**INSTRUCTIONS FOR THE TASK**:
Please show all lines of the records that include "Financement".

**DATASET RECORDS**:

==============================

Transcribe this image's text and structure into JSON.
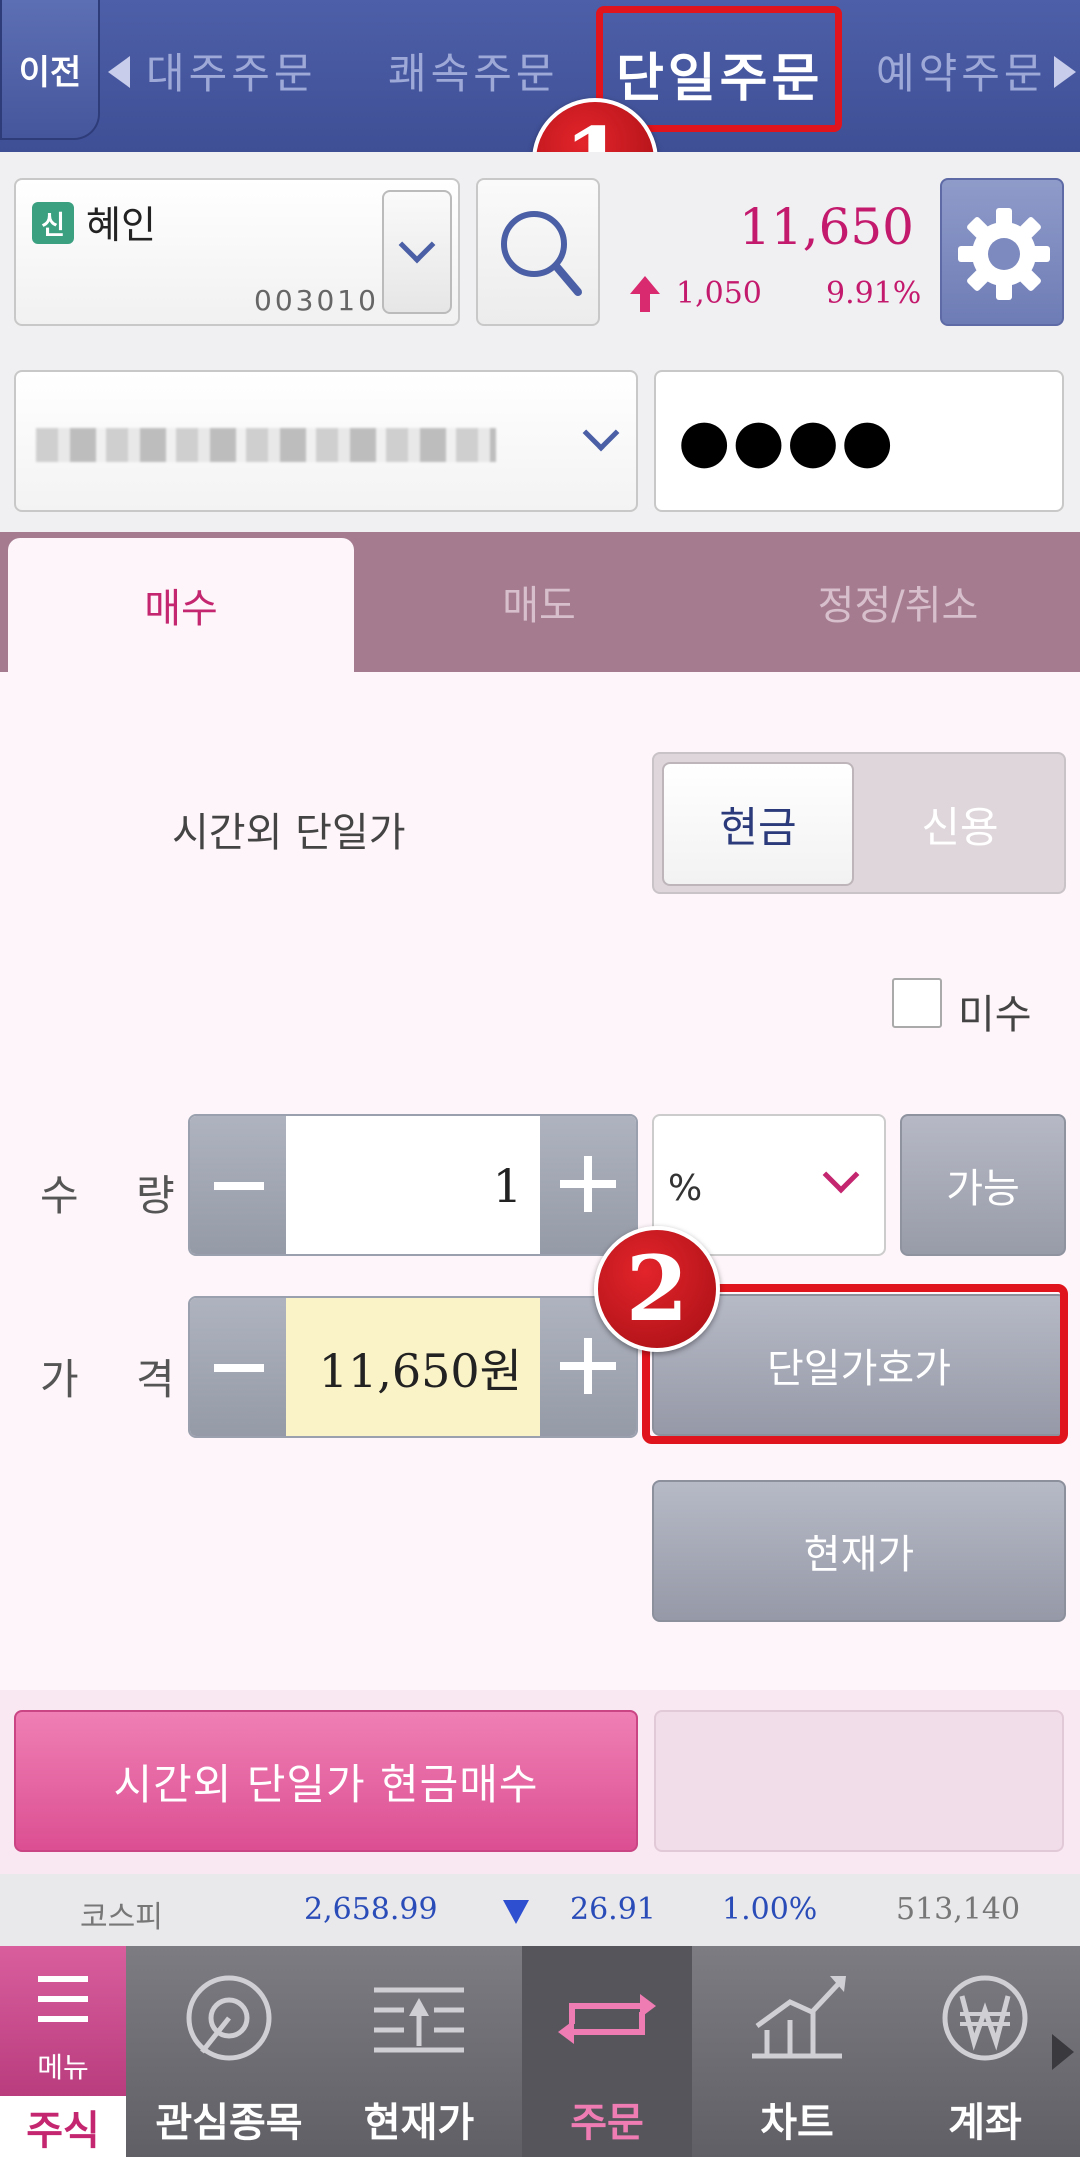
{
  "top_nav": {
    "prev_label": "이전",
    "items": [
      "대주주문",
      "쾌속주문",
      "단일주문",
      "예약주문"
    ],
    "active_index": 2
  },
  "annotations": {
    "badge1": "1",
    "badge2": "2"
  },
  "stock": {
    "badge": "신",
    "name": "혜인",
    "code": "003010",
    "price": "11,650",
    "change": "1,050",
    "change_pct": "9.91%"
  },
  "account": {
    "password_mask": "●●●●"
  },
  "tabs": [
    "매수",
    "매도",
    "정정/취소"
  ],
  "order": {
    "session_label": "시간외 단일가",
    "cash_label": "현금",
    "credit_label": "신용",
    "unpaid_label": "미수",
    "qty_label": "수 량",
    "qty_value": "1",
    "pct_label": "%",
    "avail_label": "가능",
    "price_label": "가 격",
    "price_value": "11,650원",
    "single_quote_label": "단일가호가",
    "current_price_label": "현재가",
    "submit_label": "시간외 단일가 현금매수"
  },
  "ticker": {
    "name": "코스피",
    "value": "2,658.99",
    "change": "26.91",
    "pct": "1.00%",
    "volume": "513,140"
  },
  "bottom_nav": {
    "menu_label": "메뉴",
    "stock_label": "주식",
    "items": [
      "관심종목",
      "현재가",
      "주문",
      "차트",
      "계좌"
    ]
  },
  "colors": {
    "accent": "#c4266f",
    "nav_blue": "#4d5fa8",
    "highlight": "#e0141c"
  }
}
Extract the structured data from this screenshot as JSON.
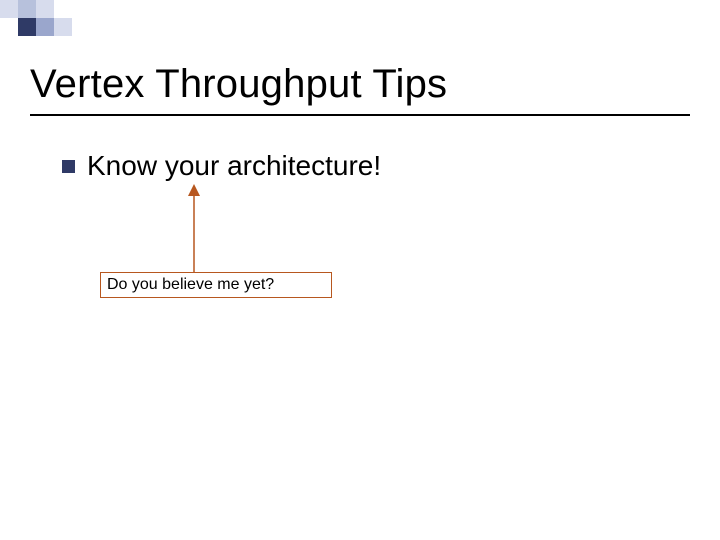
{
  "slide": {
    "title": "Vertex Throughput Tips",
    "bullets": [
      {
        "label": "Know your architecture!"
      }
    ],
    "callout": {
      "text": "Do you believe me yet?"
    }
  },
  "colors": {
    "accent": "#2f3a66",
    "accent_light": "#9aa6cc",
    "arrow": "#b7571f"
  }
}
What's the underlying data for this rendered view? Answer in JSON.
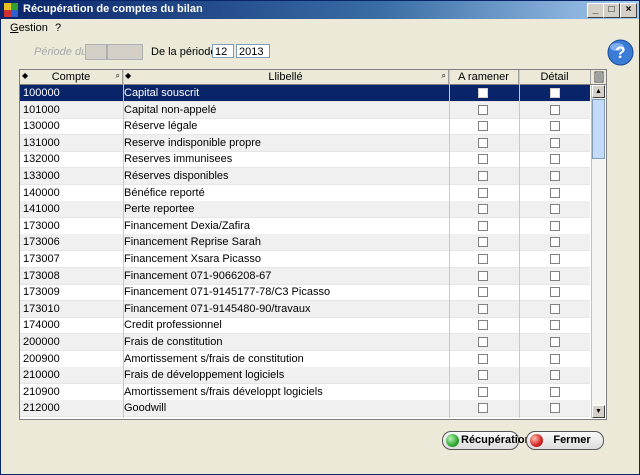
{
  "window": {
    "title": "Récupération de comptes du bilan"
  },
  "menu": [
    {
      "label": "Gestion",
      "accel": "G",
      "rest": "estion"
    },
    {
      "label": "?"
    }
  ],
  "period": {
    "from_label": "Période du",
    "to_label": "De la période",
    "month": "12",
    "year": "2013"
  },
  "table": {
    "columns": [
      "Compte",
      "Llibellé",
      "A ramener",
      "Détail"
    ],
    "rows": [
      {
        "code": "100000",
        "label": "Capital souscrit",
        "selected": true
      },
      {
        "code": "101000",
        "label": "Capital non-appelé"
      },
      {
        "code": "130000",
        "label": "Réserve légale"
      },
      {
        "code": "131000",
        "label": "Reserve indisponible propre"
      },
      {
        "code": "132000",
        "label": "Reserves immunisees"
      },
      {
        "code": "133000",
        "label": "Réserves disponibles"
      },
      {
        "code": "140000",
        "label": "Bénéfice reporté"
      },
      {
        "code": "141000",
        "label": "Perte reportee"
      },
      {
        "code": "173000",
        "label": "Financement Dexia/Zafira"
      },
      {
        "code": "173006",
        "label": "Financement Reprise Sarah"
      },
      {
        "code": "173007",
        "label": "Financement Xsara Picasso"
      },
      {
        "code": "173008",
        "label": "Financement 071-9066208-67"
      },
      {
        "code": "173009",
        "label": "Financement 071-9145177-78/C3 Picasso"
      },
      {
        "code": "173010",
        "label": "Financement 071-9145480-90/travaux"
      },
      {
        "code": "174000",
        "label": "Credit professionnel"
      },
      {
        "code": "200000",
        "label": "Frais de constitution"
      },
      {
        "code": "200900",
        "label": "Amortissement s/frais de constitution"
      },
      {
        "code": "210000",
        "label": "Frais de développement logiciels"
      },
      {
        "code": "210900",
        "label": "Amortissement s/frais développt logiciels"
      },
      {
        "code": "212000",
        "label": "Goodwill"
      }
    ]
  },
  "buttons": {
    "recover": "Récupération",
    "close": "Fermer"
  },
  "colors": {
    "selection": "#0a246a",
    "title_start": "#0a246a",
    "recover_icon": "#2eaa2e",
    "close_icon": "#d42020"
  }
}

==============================

**REPLY**:
        "label": "Financement Dexia/Zafira"
        "label": "Financement Reprise Sarah"
        "label": "Financement Xsara Picasso"
        "label": "Financement 071-9066208-67"
        "label": "Financement 071-9145177-78/C3 Picasso"
        "label": "Financement 071-9145480-90/travaux"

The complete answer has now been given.